The Virginia class incorporates many recent advances in submarine-related hydrodynamics, underwater explosion survivability, propulsion machinery, metallurgy, and reduction of non-acoustic signatures. These include:

  • A propulsion plant with fewer pumps and valves that produces less noise
  • The use of tougher structural steel for a thinner hull than that of the Los Angeles class
  • A more advanced electromagnetic silencing system to reduce the ship’s magnetic signature, for reduced vulnerability to magnetic mines in littoral regions
  • A platform-wide fiber optic cable system for easy “plug-in/plug-out” equipment integration, with provision for future growth
  • An ultra-quiet, high-power-density main propulsion unit and weapons launch and handling system components, which will be smaller, fewer, and less expensive than those on Seawolf, while equally capable
  • A “life of the ship” reactor core. The ship’s reactor plant design has been simplified and requires fewer components. It sustains Seawolf-level quieting in a 25 percent smaller volume. New concept steam generators and a solid-state electric power distribution system will both improve performance and cut costs.

The Virginia Class – Building for Tomorrow’s Attack Submarine Force
Advance procurement for the lead ship was funded in FY 1996, and construction began in 1998. The first-of-class Virginia will enter the Fleet in 2004, and a total of four NSSNs have been approved through FY 2002. Series production of an average of two NSSNs per year beginning in FY 2005 is the only way to preserve the minimum-essential 50-SSN force level confirmed by the Quadrennial Defense Review – as well as this unique aspect of the U.S. defense industrial base. Since reducing acquisition and life-cycle costs has been a major objective in the design and engineering process, the ship is affordable in sufficient numbers to satisfy America’s future force level requirements.

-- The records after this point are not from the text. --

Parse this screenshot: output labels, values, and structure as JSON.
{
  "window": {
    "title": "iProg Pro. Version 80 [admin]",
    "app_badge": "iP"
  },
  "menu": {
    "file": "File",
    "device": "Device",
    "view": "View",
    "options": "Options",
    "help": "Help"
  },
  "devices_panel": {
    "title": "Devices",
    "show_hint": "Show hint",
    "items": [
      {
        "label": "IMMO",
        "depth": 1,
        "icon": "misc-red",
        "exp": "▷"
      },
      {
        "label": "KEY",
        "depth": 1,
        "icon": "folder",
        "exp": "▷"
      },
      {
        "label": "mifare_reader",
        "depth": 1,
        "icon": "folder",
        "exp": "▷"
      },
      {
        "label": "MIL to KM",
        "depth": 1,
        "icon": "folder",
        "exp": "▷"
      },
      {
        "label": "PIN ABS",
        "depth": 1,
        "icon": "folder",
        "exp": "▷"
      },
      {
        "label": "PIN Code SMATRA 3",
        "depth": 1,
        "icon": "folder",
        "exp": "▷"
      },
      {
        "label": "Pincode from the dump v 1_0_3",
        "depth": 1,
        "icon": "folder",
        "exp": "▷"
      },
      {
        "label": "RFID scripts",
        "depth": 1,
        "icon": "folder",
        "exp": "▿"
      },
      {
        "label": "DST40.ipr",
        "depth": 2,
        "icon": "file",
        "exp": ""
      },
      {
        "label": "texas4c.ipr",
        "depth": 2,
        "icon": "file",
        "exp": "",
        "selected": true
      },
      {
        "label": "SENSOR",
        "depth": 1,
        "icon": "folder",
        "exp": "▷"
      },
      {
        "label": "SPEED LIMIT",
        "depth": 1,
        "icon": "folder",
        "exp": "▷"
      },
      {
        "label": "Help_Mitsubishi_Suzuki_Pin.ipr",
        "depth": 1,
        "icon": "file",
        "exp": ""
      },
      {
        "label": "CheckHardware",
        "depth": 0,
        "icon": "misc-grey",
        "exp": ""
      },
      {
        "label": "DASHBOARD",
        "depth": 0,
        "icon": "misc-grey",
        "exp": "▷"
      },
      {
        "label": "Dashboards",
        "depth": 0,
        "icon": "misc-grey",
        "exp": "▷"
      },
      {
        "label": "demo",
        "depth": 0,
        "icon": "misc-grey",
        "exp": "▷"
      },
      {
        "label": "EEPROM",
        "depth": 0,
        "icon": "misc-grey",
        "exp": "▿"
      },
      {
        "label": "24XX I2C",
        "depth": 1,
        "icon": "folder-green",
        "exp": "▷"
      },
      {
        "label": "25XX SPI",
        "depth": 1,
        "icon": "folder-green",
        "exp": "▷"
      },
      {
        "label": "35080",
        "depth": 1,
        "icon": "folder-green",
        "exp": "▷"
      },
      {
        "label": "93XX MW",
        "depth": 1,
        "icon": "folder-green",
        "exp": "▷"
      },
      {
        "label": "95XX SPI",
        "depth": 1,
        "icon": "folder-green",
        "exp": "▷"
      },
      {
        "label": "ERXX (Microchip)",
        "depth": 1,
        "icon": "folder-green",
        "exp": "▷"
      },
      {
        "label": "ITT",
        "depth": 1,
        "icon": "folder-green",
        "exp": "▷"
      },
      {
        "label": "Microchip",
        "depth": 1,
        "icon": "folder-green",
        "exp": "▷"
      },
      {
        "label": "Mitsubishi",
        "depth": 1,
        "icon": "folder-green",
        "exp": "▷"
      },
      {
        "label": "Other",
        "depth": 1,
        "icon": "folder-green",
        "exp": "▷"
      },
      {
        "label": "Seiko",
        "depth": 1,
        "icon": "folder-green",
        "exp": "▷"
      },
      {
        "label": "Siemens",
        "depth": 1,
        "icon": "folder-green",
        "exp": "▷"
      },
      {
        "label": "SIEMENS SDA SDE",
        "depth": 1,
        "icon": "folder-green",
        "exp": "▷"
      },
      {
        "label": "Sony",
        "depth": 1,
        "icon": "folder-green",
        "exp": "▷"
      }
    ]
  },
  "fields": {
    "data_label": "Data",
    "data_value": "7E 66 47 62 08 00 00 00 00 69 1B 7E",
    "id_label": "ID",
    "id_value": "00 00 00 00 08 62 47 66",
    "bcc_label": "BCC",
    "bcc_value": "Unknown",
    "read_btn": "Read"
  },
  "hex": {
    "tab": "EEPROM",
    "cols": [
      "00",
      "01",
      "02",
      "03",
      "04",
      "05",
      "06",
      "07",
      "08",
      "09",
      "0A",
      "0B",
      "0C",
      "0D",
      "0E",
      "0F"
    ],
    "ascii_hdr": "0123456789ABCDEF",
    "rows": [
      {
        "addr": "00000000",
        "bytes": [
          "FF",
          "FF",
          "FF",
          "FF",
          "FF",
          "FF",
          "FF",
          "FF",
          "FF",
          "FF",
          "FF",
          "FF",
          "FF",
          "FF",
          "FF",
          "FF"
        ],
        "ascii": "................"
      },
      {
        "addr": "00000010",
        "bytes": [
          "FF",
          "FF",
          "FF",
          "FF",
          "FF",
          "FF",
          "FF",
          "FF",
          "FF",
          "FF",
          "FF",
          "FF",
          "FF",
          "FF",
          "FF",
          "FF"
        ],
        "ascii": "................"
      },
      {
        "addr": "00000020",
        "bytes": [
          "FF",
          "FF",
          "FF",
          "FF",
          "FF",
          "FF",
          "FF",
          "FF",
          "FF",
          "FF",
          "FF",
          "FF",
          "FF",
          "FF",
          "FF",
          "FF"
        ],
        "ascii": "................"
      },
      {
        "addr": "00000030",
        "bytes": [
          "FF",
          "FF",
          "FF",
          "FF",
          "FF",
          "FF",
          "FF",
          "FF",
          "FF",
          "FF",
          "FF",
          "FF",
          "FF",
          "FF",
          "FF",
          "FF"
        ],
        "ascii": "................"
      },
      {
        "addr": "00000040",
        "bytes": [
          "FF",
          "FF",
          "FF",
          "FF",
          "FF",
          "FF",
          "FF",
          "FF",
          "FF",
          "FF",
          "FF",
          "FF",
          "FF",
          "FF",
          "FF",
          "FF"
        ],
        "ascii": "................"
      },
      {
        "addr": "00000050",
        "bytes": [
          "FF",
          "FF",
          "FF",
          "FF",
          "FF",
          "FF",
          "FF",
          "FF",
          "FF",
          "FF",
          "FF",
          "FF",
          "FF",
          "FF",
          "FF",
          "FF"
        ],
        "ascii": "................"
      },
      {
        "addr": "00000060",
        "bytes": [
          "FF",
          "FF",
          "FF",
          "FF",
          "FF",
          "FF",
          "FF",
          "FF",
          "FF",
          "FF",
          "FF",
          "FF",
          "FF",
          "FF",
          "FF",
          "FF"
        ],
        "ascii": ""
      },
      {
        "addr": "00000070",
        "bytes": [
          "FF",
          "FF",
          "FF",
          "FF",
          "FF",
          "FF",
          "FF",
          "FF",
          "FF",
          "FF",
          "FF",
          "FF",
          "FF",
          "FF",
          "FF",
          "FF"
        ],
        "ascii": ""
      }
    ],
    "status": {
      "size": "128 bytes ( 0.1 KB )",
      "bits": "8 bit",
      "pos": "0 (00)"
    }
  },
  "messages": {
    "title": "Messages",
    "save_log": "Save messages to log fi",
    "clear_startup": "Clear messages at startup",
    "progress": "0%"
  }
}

The Virginia class is thus well underway to becoming the core of the attack submarine force of the future – a force as much at home in the littorals of the world as her predecessors were in the deep oceans – and one which will ensure continued U.S. undersea warfare superiority.

Barbara Graves is a naval analyst and editor at the Center for Security Strategies and Operations, Techmatics/Anteon Corporation, Arlington, VA, and Dr. Edward Whitman is a Technical Director in the same organization.